Marshall University, in partnership with West Virginia State University, has received $1.5 million from the U.S. Department of Education to help establish a Cyber Security Center for Critical Infrastructure at each university.
The funds are granted to help build capacity at Marshall and West Virginia State University to address needed research into the cyber security issues associated with critical infrastructure in the state. They also will help the universities to pilot training programs for critical infrastructure operators in cybersecurity for their particular industries.
Marshall and West Virginia State can use the grant funding to develop laboratory facilities at both institutions and a virtual laboratory across both institutions, and to provide technical short courses for operators in the critical infrastructure industries, where the operators can learn from those laboratories how to defend the critical infrastructure equipment from cyber attacks.
Dr. Paulus Wahjudi, professor and chair of Marshall’s Department of Computer Sciences and Electrical Engineering, will serve as the site director at Marshall. The Principal Investigator (PI) for the grant proposal is Dr. David Dampier, dean of Marshall’s College of Engineering and Computer Sciences and director of Marshall’s Institute for Cyber Security.
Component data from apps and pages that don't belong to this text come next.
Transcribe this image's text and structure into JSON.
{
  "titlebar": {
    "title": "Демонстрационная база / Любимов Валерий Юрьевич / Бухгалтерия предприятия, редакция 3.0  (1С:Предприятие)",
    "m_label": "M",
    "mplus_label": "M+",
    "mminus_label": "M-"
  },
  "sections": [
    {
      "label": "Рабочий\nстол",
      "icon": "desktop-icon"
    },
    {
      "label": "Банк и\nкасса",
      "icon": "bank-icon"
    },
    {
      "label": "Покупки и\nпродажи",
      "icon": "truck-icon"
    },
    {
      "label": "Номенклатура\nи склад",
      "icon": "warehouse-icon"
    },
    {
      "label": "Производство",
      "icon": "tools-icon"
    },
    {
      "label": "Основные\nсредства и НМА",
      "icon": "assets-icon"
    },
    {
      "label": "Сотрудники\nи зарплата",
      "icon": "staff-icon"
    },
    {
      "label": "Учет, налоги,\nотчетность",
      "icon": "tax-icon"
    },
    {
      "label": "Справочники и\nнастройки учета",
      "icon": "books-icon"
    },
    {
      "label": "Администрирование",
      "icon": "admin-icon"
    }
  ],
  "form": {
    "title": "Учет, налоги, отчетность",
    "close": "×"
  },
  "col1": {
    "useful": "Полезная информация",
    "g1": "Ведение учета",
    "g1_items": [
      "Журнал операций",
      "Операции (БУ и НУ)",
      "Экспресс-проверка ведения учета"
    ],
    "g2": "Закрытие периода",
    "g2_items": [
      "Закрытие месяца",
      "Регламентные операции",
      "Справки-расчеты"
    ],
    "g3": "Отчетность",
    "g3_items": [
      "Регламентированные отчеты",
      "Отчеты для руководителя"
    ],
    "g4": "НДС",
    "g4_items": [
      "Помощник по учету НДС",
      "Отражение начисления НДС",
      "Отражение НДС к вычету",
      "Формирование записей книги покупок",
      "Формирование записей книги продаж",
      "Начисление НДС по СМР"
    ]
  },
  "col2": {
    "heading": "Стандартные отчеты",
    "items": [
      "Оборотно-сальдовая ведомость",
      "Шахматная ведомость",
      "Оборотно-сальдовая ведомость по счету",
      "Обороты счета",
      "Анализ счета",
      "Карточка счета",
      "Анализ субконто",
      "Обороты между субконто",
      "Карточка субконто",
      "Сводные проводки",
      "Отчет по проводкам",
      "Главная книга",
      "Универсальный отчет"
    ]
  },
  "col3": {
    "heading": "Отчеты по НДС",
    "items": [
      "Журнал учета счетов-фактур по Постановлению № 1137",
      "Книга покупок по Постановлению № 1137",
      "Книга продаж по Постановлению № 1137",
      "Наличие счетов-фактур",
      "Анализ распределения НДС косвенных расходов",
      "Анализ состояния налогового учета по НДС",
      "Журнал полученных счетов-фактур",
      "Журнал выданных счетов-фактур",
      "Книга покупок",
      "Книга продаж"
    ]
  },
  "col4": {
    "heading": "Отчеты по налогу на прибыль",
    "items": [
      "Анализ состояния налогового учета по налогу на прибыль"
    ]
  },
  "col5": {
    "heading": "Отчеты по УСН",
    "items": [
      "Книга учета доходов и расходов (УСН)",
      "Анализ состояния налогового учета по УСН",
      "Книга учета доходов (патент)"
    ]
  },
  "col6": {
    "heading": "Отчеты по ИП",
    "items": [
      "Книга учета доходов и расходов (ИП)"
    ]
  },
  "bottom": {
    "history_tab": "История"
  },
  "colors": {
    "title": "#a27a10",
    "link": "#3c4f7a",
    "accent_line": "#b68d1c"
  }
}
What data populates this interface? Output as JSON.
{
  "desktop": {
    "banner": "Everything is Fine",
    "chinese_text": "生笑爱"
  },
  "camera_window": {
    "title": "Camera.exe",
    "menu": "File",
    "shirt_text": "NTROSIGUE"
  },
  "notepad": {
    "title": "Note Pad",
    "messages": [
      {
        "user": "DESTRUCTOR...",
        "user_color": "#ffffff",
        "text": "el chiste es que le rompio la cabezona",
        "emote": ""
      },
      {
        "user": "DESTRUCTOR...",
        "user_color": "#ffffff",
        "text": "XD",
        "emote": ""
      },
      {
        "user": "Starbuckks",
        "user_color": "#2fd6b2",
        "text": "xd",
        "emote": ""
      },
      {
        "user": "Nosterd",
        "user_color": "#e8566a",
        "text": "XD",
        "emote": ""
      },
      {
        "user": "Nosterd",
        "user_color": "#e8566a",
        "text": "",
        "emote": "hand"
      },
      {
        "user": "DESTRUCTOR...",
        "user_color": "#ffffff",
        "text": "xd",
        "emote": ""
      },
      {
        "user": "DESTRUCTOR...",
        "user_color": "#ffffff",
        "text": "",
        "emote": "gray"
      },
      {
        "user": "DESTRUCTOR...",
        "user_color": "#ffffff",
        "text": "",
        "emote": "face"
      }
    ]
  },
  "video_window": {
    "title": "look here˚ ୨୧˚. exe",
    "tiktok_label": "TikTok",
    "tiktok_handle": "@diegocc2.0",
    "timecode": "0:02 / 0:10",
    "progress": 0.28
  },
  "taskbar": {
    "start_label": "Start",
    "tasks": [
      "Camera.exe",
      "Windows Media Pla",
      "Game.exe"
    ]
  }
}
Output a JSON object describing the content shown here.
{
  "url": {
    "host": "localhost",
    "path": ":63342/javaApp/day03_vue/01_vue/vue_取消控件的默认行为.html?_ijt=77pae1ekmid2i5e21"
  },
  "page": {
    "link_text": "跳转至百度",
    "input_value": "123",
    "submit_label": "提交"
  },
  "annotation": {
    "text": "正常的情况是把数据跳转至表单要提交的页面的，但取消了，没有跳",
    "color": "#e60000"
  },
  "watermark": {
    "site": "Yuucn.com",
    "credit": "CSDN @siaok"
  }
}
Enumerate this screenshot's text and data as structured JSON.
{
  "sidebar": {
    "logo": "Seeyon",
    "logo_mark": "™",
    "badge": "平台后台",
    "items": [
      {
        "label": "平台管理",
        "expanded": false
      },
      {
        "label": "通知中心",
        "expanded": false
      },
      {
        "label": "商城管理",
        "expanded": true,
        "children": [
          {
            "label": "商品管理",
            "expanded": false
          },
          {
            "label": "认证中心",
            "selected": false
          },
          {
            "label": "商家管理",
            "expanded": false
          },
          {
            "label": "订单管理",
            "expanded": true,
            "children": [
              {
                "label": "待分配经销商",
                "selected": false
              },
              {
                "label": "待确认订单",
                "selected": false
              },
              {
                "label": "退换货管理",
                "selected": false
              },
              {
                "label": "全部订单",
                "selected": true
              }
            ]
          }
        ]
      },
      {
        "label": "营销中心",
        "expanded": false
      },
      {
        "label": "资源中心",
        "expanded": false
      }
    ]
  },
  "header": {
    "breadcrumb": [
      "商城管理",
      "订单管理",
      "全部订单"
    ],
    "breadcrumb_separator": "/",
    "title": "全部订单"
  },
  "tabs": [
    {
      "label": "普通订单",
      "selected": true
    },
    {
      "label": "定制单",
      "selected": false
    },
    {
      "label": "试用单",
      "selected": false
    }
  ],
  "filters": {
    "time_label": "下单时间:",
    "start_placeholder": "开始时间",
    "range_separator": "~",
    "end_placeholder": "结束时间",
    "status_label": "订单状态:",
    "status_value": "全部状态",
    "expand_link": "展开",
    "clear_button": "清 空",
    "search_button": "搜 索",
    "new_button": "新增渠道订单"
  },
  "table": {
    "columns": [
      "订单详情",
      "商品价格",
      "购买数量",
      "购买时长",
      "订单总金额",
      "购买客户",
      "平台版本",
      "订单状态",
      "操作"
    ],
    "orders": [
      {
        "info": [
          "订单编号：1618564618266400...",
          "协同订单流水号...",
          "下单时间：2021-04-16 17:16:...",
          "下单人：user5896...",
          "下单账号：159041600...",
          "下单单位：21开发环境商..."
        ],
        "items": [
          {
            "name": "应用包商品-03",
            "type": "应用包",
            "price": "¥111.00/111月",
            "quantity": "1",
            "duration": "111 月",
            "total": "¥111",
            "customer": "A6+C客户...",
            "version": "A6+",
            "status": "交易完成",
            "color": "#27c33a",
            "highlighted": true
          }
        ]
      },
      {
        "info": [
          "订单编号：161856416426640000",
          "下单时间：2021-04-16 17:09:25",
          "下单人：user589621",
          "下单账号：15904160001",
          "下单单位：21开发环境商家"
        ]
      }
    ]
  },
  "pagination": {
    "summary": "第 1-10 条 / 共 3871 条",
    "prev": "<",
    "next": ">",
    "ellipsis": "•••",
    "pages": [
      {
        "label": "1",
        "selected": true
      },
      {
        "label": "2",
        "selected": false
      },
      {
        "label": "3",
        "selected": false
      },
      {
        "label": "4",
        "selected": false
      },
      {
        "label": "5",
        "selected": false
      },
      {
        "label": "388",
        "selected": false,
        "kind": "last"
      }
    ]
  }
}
“Cyberattacks on critical infrastructures can have a significant impact to vital services,” Wahjudi said. “Securing these systems requires understanding how internet-connected control systems work, how they are configured, and how they are accessed. We are excited to join with WVSU in providing the capability to train existing and future cyber security professionals to be able to better defend critical infrastructure.”
The cyber security of the state’s and nation’s critical infrastructure is of paramount importance,” said John Sammons, associate director of Marshall’s Institute for Cyber Security.
“Our day-to-day lives, business, and government rely on heavily these services,” Sammons said. “In addition, cyber attacks on these systems could produce catastrophic consequences in the real world. This could result not only in significant property damage but even the loss of life. Security of these systems will be a significant focus of the MU Institute for Cyber Security.”
Among those involved with the project from WVSU are Dr. Naveed Zaman, dean of WVSU’s College of Natural Sciences and Mathematics, who will serve as administrative lead; Dr. Ali Alsinayyid and Dr. Heng Wu, assistant professors of computer science who will be faculty researchers; and Dr. Michael Anderson, professor of mathematics, who will provide technical support.
“I am thrilled about this partnership,” Zaman said. “This grant enhances cybersecurity research capacity at WVSU, complements our cybersecurity education by providing experiential learning opportunities to our graduate and undergraduate students, strengthens West Virginia’s critical cyber infrastructures, and establishes a strategic partnership between WVSU and MU. I look forward to working with Dean Dampier and the MU team to make it a success for both institutions and the state of West Virginia.”
WVSU faculty members are “excited to partner with the faculty at Marshall University to strengthen the research programs and create opportunities for students at both institutions,” said Dr. Xiaohong Zhang, chair of WVSU’s Department of Mathematics and Computer Science. “We expect this project to lay a foundation for a long-lasting partnership between the two departments.”